PROVO — Tom Holmoe had just one crack at it. It had to be a perfect trajectory for a unique orbit, the organizing of a rendezvous of living matter that could be at one spot at one time and then never happen again.
By all accounts, BYU’s athletic director threaded the needle. LaVell Edwards could die just one time. His players would return to the site of their connection with him for this physical soliloquy but once. Then the moment would be gone.
On Friday, the lights above LaVell Edwards Stadium shined bright into the night while inside, under the stands, a reunion of former players and coaches of the departed BYU football coach became a celebratory gathering that lasted until the early hours of the next day.
When Patti Edwards took to the microphone, the crowded room filled with a rambunctious assembly turned to absolute silence. You could hear a pin drop, players say.
The now widowed matriarch of Cougar football only spoke a few words, according to players gathered for the private gathering, but her message was clear. She declared she and LaVell always considered these men part of their actual family and her husband loved them so much; that it was always more about life than football, according to Paul Gustavson, an offensive lineman from the early ’70s.
Holmoe told the group he had to put the Friday reunion together because the bittersweet timing of the gathering would be a once in a lifetime reunion. “I don’t know if anyone will ever be able to gather this group together again,” said Gustavson.
Nick Stewart, father of former QB Christian Stewart who came as a guest of former QB Royce Bybee, a backup to Jim McMahon and Marc Wilson, commented, “I’ve been to these player reunions before and they bring out about 25 percent of the “who’s who” of Cougar football, but this one had almost all of them, the entire cast.”
It was a cornucopia of emotions; friendships forged but fractured by time and distance and geographic direction.
Many of these grown men, now grandfathers, hadn’t seen teammates since the day they received their varsity blankets on graduation day. It was a feast of back-slapping, hugs, tears and tales of yesteryear.
It was a gathering Edwards could never have created while alive. But his death brought mandatory airline tickets, interrupted calendars and changed plans for an army of former Cougars.
“Only LaVell’s death could have brought this great and very diverse group back together in one spot,” said Stewart. “It was clear everyone present was making the most of it." The reminiscing went on and on and on, just as it would in any great reunion, and Bybee saw friends he hadn’t seen since college. “We left before 11 p.m., and 80 percent of those in attendance were still there,” said Stewart.
The group included players from the ’60s and every decade since.
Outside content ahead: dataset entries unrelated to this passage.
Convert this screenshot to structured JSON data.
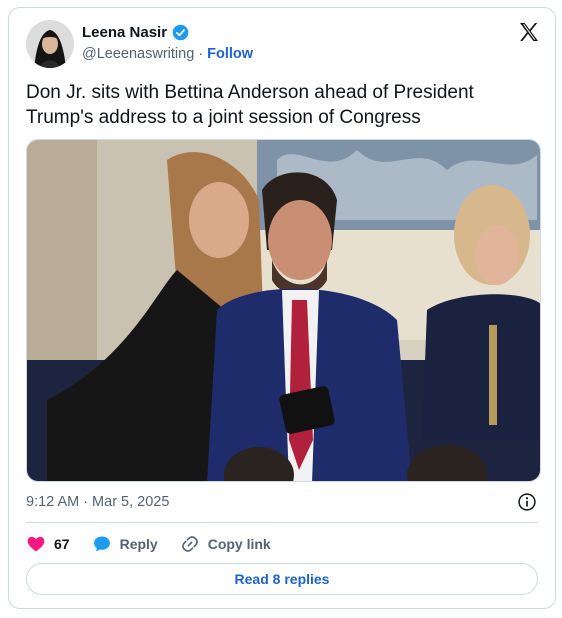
{
  "author": {
    "name": "Leena Nasir",
    "handle": "@Leeenaswriting",
    "separator": "·",
    "follow_label": "Follow"
  },
  "tweet": {
    "text": "Don Jr. sits with Bettina Anderson ahead of President Trump's address to a joint session of Congress"
  },
  "meta": {
    "time": "9:12 AM",
    "separator": "·",
    "date": "Mar 5, 2025"
  },
  "actions": {
    "likes": "67",
    "reply_label": "Reply",
    "copy_link_label": "Copy link"
  },
  "read_replies_label": "Read 8 replies",
  "colors": {
    "accent": "#1d62d0",
    "like": "#f91880",
    "verified": "#1d9bf0"
  },
  "icons": [
    "verified-badge-icon",
    "x-logo-icon",
    "info-icon",
    "heart-icon",
    "reply-bubble-icon",
    "link-icon"
  ]
}
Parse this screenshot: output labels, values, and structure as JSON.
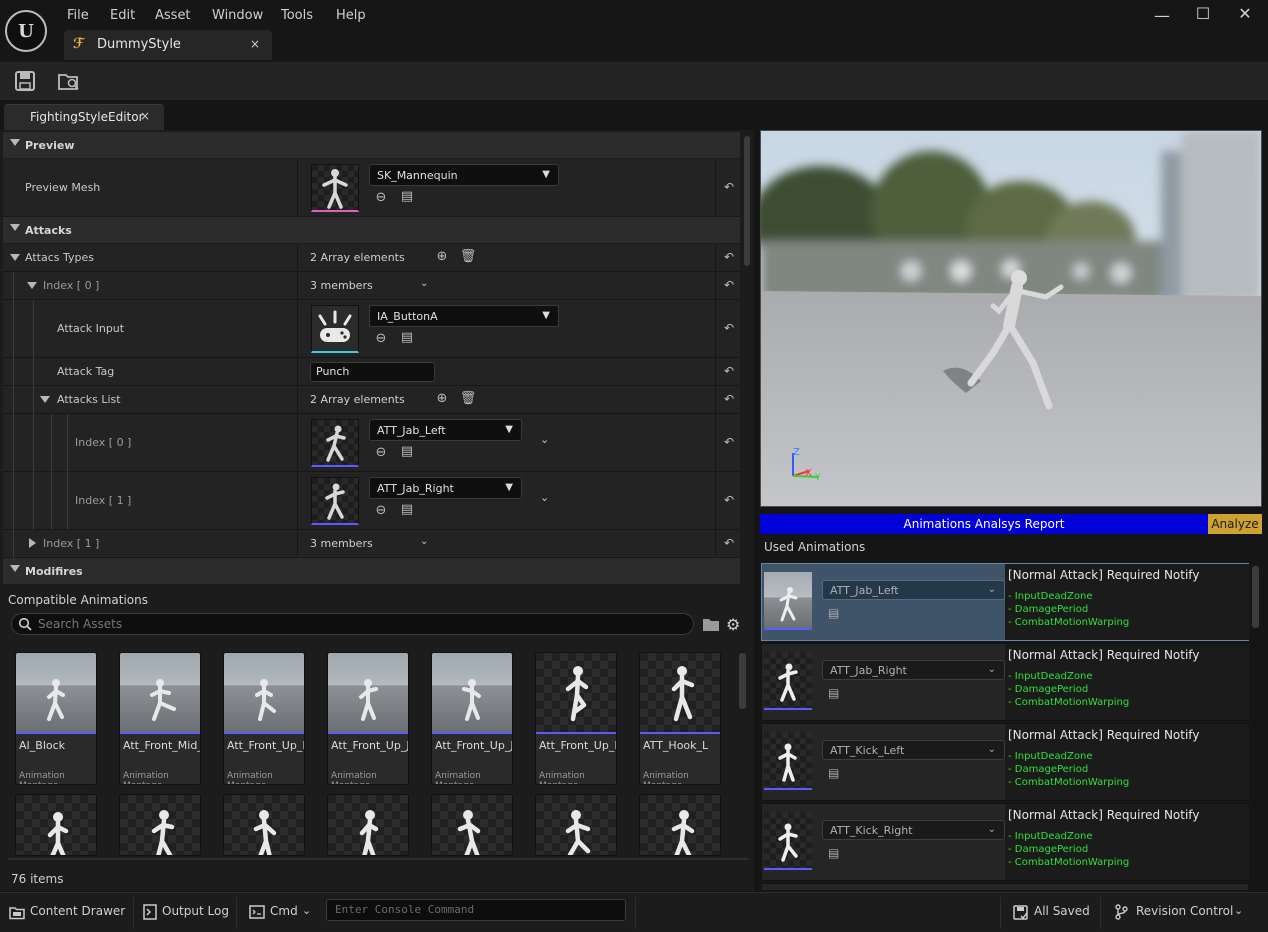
{
  "menu": [
    "File",
    "Edit",
    "Asset",
    "Window",
    "Tools",
    "Help"
  ],
  "document_tab": {
    "title": "DummyStyle",
    "close": "×"
  },
  "editor_tab": {
    "title": "FightingStyleEditor",
    "close": "×"
  },
  "details": {
    "preview": {
      "category": "Preview",
      "mesh_label": "Preview Mesh",
      "mesh_value": "SK_Mannequin"
    },
    "attacks": {
      "category": "Attacks",
      "types_label": "Attacs Types",
      "types_value": "2 Array elements",
      "index0_label": "Index [ 0 ]",
      "index0_value": "3 members",
      "attack_input_label": "Attack Input",
      "attack_input_value": "IA_ButtonA",
      "attack_tag_label": "Attack Tag",
      "attack_tag_value": "Punch",
      "attacks_list_label": "Attacks List",
      "attacks_list_value": "2 Array elements",
      "list_index0_label": "Index [ 0 ]",
      "list_index0_value": "ATT_Jab_Left",
      "list_index1_label": "Index [ 1 ]",
      "list_index1_value": "ATT_Jab_Right",
      "index1_label": "Index [ 1 ]",
      "index1_value": "3 members"
    },
    "modifiers": {
      "category": "Modifires"
    }
  },
  "compatible": {
    "title": "Compatible Animations",
    "search_placeholder": "Search Assets",
    "count": "76 items",
    "cards": [
      {
        "name": "AI_Block",
        "type": "Animation Montage"
      },
      {
        "name": "Att_Front_Mid_SideKick",
        "type": "Animation Montage"
      },
      {
        "name": "Att_Front_Up_HighKick",
        "type": "Animation Montage"
      },
      {
        "name": "Att_Front_Up_JapL",
        "type": "Animation Montage"
      },
      {
        "name": "Att_Front_Up_JapR",
        "type": "Animation Montage"
      },
      {
        "name": "Att_Front_Up_Knee",
        "type": "Animation Montage"
      },
      {
        "name": "ATT_Hook_L",
        "type": "Animation Montage"
      }
    ]
  },
  "report": {
    "title": "Animations Analsys Report",
    "analyze_label": "Analyze",
    "used_title": "Used Animations",
    "rows": [
      {
        "anim": "ATT_Jab_Left",
        "header": "[Normal Attack] Required Notify",
        "notifies": [
          "- InputDeadZone",
          "- DamagePeriod",
          "- CombatMotionWarping"
        ]
      },
      {
        "anim": "ATT_Jab_Right",
        "header": "[Normal Attack] Required Notify",
        "notifies": [
          "- InputDeadZone",
          "- DamagePeriod",
          "- CombatMotionWarping"
        ]
      },
      {
        "anim": "ATT_Kick_Left",
        "header": "[Normal Attack] Required Notify",
        "notifies": [
          "- InputDeadZone",
          "- DamagePeriod",
          "- CombatMotionWarping"
        ]
      },
      {
        "anim": "ATT_Kick_Right",
        "header": "[Normal Attack] Required Notify",
        "notifies": [
          "- InputDeadZone",
          "- DamagePeriod",
          "- CombatMotionWarping"
        ]
      }
    ]
  },
  "statusbar": {
    "content_drawer": "Content Drawer",
    "output_log": "Output Log",
    "cmd": "Cmd",
    "console_placeholder": "Enter Console Command",
    "all_saved": "All Saved",
    "revision_control": "Revision Control"
  },
  "colors": {
    "report_bar": "#0000d8",
    "analyze": "#cda230",
    "notify_green": "#2fe13a",
    "selected_row": "#3f5468"
  }
}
It included onetime NCAA reception leader Jay Miller, Hall of Fame quarterbacks Jim McMahon, Steve Young, Marc Wilson and Ty Detmer. It brought Kansas City Chiefs head coach Andy Reid, who just happened to have a bye week from the NFL playoffs, retired offensive guru and former Hawaii head coach Norm Chow and current Virginia coach Bronco Mendenhall and members of his staff. Utah coach Kyle Whittingham, his brothers Cary and Fred and some members of his Ute staff were there.
It included some of the best cornerbacks in school history, personalities like Rodney Rice and Rodney Thomas and QB John Walsh. There were close to 600 people gathered in the Varsity Club Room under the west stands, all with one purpose: to remember and indulge in football lore.
In true LaVell Edwards style, there was lots of laughter, storytelling, teasing and jokes. It included former heroic icons of BYU football who had now lost most of the hair atop faces featuring smiles and tears that would not go away.
Current BYU head coach Kalani Sitake spoke as part of the short program after Patti Edwards.
According to those present, Sitake quoted Benjamin Franklin who said, “All mankind is divided into three classes: those that are immovable, those that are movable and those that move.”
Sitake said many BYU players came to college as guys who were immovable and Edwards, through his love, example and personality got them to be movable and then they became movers in life, in the community, in their faith and in their families.
Sitake said many players came to Edwards broken and he molded them into men who became whole, people who may not have seen in themselves what Edwards saw all along.
Holmoe said all BYU players who had been coached by Edwards and his successors Gary Crowton and Bronco Mendenhall were part of the same family, the family of Edwards and a BYU brand he’d created and tended.
So, sandwiched in between a public memorial Friday and a private funeral service Saturday morning, was this closed-door event, created by circumstance. It was wall-to-wall, standing room only.
It was history relived, faces reappeared, personalities bound forever through the relationship they had with a departed legend. For those present, it was described as the perfect release, the ideal corporal scrapbook of flesh and blood, a living reverence of soldiers for an iconic general no longer in their midst.
On this night, far but not too big a distance from the turf and lights outside, Holmoe returned this pick for the ultimate six.
Here is a list of BYU players, coaches and staff who gathered Friday night for a reunion at LaVell Edwards Stadium. This list may not be complete, but is assembled by people who attended.
John Vander Wouden
Pam Aupiu (wife of David, deceased)